> RECORDS FOR PROCESSING:
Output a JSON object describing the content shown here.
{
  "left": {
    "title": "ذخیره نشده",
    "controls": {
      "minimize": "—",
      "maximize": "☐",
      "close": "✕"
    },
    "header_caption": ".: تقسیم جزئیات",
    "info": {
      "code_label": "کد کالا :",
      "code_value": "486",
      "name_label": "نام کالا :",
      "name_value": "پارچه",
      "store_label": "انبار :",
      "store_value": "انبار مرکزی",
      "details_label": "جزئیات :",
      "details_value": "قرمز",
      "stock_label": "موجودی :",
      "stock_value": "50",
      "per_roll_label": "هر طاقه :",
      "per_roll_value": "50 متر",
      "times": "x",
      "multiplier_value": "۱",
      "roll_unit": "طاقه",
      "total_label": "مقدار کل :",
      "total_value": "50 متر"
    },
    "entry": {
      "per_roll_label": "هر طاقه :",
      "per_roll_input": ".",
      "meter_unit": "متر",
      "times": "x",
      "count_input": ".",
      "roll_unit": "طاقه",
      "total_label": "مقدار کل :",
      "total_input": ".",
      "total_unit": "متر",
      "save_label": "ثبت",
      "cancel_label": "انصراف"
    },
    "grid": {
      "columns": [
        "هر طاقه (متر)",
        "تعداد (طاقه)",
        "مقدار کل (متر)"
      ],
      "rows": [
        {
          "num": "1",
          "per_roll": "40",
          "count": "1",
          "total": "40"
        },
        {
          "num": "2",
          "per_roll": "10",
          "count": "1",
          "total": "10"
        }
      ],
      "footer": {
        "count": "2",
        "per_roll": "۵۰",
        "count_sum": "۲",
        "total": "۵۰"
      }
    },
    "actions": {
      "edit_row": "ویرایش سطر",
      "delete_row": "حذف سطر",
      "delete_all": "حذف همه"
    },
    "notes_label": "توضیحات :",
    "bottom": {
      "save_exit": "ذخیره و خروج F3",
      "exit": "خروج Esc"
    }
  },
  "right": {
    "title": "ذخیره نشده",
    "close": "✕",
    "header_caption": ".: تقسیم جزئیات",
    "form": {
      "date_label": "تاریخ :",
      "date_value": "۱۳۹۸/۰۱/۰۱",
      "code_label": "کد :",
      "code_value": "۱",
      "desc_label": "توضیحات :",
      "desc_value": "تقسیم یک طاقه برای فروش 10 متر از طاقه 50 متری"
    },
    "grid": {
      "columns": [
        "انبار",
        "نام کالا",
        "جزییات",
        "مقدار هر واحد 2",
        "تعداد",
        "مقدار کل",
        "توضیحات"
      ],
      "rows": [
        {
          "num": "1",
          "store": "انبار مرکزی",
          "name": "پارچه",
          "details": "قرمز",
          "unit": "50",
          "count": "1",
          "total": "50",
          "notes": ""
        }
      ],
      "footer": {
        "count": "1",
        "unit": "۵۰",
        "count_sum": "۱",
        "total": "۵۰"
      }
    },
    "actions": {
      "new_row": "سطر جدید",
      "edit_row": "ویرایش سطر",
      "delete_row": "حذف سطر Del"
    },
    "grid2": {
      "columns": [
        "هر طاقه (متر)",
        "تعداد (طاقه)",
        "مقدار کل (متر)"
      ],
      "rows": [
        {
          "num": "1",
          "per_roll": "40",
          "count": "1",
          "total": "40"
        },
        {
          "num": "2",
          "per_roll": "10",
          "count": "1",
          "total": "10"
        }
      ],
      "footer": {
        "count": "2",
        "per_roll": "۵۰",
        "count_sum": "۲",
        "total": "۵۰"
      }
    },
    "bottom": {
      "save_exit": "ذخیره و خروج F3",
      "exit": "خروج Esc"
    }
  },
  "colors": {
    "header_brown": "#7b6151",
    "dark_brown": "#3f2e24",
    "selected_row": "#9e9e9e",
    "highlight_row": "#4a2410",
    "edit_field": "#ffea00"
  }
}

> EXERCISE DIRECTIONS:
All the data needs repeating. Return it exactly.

> WRITTEN RESPONSE:
Output a JSON object describing the content shown here.
{
  "left": {
    "title": "ذخیره نشده",
    "controls": {
      "minimize": "—",
      "maximize": "☐",
      "close": "✕"
    },
    "header_caption": ".: تقسیم جزئیات",
    "info": {
      "code_label": "کد کالا :",
      "code_value": "486",
      "name_label": "نام کالا :",
      "name_value": "پارچه",
      "store_label": "انبار :",
      "store_value": "انبار مرکزی",
      "details_label": "جزئیات :",
      "details_value": "قرمز",
      "stock_label": "موجودی :",
      "stock_value": "50",
      "per_roll_label": "هر طاقه :",
      "per_roll_value": "50 متر",
      "times": "x",
      "multiplier_value": "۱",
      "roll_unit": "طاقه",
      "total_label": "مقدار کل :",
      "total_value": "50 متر"
    },
    "entry": {
      "per_roll_label": "هر طاقه :",
      "per_roll_input": ".",
      "meter_unit": "متر",
      "times": "x",
      "count_input": ".",
      "roll_unit": "طاقه",
      "total_label": "مقدار کل :",
      "total_input": ".",
      "total_unit": "متر",
      "save_label": "ثبت",
      "cancel_label": "انصراف"
    },
    "grid": {
      "columns": [
        "هر طاقه (متر)",
        "تعداد (طاقه)",
        "مقدار کل (متر)"
      ],
      "rows": [
        {
          "num": "1",
          "per_roll": "40",
          "count": "1",
          "total": "40"
        },
        {
          "num": "2",
          "per_roll": "10",
          "count": "1",
          "total": "10"
        }
      ],
      "footer": {
        "count": "2",
        "per_roll": "۵۰",
        "count_sum": "۲",
        "total": "۵۰"
      }
    },
    "actions": {
      "edit_row": "ویرایش سطر",
      "delete_row": "حذف سطر",
      "delete_all": "حذف همه"
    },
    "notes_label": "توضیحات :",
    "bottom": {
      "save_exit": "ذخیره و خروج F3",
      "exit": "خروج Esc"
    }
  },
  "right": {
    "title": "ذخیره نشده",
    "close": "✕",
    "header_caption": ".: تقسیم جزئیات",
    "form": {
      "date_label": "تاریخ :",
      "date_value": "۱۳۹۸/۰۱/۰۱",
      "code_label": "کد :",
      "code_value": "۱",
      "desc_label": "توضیحات :",
      "desc_value": "تقسیم یک طاقه برای فروش 10 متر از طاقه 50 متری"
    },
    "grid": {
      "columns": [
        "انبار",
        "نام کالا",
        "جزییات",
        "مقدار هر واحد 2",
        "تعداد",
        "مقدار کل",
        "توضیحات"
      ],
      "rows": [
        {
          "num": "1",
          "store": "انبار مرکزی",
          "name": "پارچه",
          "details": "قرمز",
          "unit": "50",
          "count": "1",
          "total": "50",
          "notes": ""
        }
      ],
      "footer": {
        "count": "1",
        "unit": "۵۰",
        "count_sum": "۱",
        "total": "۵۰"
      }
    },
    "actions": {
      "new_row": "سطر جدید",
      "edit_row": "ویرایش سطر",
      "delete_row": "حذف سطر Del"
    },
    "grid2": {
      "columns": [
        "هر طاقه (متر)",
        "تعداد (طاقه)",
        "مقدار کل (متر)"
      ],
      "rows": [
        {
          "num": "1",
          "per_roll": "40",
          "count": "1",
          "total": "40"
        },
        {
          "num": "2",
          "per_roll": "10",
          "count": "1",
          "total": "10"
        }
      ],
      "footer": {
        "count": "2",
        "per_roll": "۵۰",
        "count_sum": "۲",
        "total": "۵۰"
      }
    },
    "bottom": {
      "save_exit": "ذخیره و خروج F3",
      "exit": "خروج Esc"
    }
  },
  "colors": {
    "header_brown": "#7b6151",
    "dark_brown": "#3f2e24",
    "selected_row": "#9e9e9e",
    "highlight_row": "#4a2410",
    "edit_field": "#ffea00"
  }
}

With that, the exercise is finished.